In the entries below, every line with the string "Code" is to be reported.
─── PROVIDED DATA
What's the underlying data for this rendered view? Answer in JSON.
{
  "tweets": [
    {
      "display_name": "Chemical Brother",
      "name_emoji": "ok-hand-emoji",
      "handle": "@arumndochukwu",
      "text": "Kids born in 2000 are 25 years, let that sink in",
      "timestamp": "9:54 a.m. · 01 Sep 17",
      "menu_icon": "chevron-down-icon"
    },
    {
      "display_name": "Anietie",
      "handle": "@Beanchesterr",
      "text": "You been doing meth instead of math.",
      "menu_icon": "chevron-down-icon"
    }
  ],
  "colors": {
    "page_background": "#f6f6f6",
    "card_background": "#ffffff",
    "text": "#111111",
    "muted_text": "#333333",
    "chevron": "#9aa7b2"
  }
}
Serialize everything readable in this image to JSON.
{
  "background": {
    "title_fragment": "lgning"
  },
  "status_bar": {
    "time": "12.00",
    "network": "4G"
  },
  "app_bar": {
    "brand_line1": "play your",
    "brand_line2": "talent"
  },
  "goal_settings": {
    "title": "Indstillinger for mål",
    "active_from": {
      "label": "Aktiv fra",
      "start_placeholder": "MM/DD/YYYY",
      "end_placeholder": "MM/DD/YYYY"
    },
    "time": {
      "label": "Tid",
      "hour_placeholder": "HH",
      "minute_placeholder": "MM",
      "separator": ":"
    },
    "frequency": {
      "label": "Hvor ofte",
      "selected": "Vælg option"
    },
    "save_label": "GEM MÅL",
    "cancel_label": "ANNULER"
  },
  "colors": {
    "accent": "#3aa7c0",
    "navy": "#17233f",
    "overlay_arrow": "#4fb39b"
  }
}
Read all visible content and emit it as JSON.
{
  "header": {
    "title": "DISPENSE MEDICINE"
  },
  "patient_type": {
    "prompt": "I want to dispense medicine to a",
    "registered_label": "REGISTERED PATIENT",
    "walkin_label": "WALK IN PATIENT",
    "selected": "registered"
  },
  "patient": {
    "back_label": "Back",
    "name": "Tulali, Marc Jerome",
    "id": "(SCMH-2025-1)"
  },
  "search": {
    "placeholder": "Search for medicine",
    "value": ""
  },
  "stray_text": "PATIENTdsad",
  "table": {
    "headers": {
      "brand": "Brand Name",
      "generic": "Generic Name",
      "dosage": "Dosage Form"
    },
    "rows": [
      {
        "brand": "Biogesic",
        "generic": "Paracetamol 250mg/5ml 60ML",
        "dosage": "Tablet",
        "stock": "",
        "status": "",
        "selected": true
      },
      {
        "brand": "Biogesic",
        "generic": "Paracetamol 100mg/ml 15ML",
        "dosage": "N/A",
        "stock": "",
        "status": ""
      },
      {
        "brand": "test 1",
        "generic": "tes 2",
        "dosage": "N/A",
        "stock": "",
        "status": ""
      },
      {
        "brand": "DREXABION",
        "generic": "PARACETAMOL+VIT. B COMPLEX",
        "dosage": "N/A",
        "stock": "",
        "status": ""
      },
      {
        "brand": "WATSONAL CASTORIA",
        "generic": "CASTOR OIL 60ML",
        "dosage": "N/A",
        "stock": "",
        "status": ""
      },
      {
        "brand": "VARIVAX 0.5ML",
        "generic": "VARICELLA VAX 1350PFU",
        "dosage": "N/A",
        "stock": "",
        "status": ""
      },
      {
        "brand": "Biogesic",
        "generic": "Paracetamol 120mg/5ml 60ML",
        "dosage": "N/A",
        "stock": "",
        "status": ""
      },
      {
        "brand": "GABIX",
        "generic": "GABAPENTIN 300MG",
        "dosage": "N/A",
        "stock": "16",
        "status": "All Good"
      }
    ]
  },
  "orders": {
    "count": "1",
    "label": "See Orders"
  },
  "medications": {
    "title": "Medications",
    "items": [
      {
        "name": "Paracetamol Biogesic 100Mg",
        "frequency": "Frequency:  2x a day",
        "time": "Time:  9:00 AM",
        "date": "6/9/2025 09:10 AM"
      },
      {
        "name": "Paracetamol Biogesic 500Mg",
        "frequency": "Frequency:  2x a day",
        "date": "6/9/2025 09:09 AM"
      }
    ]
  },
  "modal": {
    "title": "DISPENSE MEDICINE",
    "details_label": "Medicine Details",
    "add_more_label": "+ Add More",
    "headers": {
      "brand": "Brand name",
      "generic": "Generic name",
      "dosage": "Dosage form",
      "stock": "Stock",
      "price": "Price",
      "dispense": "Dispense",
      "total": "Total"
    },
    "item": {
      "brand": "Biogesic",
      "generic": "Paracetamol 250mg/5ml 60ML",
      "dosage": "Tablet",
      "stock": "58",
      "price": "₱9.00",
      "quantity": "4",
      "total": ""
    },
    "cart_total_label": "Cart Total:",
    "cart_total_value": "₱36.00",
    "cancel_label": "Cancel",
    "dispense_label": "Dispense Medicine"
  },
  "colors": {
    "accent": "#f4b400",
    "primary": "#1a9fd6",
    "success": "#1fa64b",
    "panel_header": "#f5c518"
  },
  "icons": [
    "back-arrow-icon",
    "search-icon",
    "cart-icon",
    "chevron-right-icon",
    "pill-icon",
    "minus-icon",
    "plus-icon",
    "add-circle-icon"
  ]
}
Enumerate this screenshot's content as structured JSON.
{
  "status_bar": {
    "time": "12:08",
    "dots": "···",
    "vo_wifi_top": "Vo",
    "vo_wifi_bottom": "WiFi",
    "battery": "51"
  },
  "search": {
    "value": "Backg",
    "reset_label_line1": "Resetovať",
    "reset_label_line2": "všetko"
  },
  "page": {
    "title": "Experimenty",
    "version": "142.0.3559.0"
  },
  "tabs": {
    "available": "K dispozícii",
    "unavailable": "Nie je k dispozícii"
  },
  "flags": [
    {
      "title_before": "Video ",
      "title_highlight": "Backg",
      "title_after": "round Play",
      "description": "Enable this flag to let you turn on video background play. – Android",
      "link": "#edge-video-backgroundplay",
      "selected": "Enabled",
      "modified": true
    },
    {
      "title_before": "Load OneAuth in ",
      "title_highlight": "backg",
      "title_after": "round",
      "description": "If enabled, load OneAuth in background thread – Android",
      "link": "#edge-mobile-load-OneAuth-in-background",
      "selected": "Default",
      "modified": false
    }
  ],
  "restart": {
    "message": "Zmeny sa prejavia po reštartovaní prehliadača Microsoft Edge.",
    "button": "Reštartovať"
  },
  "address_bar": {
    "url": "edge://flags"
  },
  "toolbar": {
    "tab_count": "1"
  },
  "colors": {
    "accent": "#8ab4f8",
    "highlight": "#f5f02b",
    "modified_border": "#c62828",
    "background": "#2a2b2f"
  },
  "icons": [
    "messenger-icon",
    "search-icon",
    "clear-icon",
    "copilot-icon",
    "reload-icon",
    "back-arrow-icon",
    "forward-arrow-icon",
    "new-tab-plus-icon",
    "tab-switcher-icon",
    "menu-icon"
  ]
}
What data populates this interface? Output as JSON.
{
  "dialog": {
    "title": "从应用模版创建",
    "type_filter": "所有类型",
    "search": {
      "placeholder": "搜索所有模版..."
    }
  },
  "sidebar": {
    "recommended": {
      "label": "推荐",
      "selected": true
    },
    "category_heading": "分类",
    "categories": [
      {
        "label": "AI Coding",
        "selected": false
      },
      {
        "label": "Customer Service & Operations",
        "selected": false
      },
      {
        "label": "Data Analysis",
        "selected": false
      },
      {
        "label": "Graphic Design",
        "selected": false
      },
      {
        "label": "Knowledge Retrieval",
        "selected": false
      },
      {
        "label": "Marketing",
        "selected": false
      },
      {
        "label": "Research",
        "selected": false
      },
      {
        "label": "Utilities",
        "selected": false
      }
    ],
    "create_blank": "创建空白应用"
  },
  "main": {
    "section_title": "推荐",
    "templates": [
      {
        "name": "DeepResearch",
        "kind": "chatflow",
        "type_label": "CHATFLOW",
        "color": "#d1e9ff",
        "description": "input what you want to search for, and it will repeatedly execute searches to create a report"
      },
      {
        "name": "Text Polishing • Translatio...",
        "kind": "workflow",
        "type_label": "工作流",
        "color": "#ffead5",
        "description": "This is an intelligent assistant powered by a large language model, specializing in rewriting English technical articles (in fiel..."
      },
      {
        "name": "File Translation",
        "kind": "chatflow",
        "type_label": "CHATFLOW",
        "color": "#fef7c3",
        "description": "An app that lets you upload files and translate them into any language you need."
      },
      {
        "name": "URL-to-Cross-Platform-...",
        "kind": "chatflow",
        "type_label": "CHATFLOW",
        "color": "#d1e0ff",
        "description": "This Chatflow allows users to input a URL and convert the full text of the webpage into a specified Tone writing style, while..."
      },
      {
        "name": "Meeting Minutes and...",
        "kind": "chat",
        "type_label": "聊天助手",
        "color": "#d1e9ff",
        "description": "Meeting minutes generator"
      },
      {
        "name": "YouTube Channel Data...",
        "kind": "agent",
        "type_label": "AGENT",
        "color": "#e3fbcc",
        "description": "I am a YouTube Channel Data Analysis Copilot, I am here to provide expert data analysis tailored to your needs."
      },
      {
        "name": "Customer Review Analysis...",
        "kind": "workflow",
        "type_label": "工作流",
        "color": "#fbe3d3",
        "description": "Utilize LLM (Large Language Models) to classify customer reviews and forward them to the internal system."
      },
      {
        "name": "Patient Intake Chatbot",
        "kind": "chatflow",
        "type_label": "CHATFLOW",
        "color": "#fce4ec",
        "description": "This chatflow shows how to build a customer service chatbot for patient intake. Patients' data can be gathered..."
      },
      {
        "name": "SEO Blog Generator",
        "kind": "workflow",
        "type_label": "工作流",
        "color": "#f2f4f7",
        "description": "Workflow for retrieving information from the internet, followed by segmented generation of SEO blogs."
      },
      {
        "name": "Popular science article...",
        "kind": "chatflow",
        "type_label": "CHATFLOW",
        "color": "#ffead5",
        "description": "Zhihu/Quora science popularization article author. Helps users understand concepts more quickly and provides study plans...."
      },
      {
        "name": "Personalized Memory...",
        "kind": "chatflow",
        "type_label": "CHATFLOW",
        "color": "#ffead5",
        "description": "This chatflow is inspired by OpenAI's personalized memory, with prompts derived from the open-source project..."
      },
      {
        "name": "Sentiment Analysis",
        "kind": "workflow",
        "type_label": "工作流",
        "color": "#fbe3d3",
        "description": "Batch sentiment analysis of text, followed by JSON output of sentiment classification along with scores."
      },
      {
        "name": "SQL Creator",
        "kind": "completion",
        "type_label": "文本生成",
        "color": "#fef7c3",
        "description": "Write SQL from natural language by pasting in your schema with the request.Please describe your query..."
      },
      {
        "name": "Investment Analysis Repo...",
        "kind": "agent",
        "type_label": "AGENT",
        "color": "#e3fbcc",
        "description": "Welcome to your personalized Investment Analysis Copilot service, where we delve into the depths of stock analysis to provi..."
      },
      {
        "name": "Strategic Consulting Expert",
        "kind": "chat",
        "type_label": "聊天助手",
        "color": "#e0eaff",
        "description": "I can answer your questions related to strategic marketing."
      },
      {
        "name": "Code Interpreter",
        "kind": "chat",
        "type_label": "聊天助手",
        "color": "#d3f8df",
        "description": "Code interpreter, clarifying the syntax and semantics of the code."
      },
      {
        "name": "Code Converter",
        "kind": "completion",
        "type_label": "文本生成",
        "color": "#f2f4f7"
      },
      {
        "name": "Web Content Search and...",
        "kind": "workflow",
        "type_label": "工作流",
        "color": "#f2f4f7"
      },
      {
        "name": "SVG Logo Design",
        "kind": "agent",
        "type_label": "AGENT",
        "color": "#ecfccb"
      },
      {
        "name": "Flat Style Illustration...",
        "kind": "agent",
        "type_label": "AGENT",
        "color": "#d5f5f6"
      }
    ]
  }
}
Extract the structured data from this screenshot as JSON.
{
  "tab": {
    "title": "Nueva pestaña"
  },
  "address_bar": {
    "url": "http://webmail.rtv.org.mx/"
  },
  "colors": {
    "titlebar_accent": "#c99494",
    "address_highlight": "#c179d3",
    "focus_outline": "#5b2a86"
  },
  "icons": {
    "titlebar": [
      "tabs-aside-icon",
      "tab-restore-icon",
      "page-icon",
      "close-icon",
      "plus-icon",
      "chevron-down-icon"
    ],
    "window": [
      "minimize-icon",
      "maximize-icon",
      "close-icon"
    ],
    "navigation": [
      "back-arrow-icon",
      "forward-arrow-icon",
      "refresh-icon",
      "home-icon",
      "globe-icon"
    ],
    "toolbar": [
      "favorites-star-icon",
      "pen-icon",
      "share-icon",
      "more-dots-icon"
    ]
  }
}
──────
> _ANSWER_:
        "name": "Code Interpreter",
        "description": "Code interpreter, clarifying the syntax and semantics of the code."
        "name": "Code Converter",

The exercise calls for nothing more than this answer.